First presented at the Irfan Colloquia Session #107
Louhelen Bahá'í Center: Davison, Michigan, USA
October 7–10, 2011
(see list of papers from #107)
The nineteenth century dialogue among civilizations focused on several themes; among them, race, religion, and progress were particularly prominent. Race and religion related to the question of which culture was the best fitted to shape the future of humanity, which was living on a world shrunken by the telegraph and the power of steam. An historian of religion in America speaks of the "conflation of race, religion, and progress" as a dominant theme in American discourse during the period; in other words, that white people, possessing the superior religion (Christianity in its Protestant form) were fitted by God to lead human progress forward. Other western colonial powers had their own form of this discourse. In response, nineteenth century Indians, Chinese, Arabs, Persians, and Japanese crafted their own responses to the notion of the superiority of white Christian civilization and put forth their own claims.
When one looks at the revelation of Bahá'u'lláh in the context of this discourse, the revelation can be seen as a response to and reformulation of arguments about race, religion, and progress. The oneness of humanity is a response to the notion that a particular race is superior; the oneness of religion constitutes a response to the notion that a particular religion is superior; and the Bahá'í revelation in general offers a definition of what "progress" should look like.

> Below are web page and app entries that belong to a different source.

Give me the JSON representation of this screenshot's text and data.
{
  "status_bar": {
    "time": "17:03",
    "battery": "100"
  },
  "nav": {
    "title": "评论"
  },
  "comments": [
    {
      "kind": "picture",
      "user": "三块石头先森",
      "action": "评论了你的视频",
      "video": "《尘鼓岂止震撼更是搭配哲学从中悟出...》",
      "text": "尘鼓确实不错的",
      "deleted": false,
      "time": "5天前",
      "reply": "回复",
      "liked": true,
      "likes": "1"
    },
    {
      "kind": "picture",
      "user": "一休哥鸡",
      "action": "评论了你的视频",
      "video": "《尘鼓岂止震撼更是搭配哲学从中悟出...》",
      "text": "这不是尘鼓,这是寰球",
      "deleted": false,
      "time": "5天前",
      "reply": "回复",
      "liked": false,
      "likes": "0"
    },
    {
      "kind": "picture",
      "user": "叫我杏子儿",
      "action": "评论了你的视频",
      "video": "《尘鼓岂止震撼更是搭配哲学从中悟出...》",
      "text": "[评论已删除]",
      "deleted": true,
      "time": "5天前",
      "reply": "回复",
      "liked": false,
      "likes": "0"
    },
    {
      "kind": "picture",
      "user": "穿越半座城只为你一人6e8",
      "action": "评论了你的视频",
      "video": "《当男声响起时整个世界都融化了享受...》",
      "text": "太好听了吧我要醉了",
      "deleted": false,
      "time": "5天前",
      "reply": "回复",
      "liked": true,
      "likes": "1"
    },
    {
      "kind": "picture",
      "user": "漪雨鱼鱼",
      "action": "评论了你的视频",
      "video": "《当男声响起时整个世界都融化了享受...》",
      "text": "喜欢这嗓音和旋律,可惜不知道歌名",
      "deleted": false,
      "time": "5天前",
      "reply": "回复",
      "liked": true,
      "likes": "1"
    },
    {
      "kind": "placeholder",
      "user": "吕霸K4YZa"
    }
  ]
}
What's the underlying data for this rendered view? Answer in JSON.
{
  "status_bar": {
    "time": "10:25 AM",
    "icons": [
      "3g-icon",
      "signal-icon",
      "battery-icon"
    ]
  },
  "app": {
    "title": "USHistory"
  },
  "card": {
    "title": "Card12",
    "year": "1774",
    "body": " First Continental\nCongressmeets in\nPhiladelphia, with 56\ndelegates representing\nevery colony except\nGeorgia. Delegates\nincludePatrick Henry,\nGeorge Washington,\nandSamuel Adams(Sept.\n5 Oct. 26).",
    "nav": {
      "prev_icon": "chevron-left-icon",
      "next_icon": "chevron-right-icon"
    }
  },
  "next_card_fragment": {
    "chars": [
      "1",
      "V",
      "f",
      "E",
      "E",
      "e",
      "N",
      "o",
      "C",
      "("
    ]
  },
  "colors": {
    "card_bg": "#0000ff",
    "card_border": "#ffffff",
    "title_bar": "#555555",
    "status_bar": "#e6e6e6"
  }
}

`Abdu'l-Bahá's first contribution to this discourse was The Secret of Divine Civilization (1875), which fleshed out both spiritual and practical aspects of development and progress. His Occidental sojourn provided numerous opportunities to flesh out his arguments and expand on aspects of them. In over 400 North American talks, He emphasized the oneness of humanity and the oneness of religion in particular, and expatiated on certain related principles, such as equality of the sexes, the union of blacks and whites, and the need for universal education. He also stressed the danger of imminent war in Europe; a war that shattered the notion of the superiority of western Christian civilization, 1914-18. In His many talks before African Americans and Japanese Americans he spoke about the oneness of humanity in frank and bold terms. His encouragement of Louisa Mathew and Louis Gregory to marry concretely demonstrated implications of the oneness of humanity that were unrecognized or rejected by liberal Christians. His numerous visits to settlement houses underscored the Bahá'í commitment to raising the poor out of poverty.
this paper is not yet online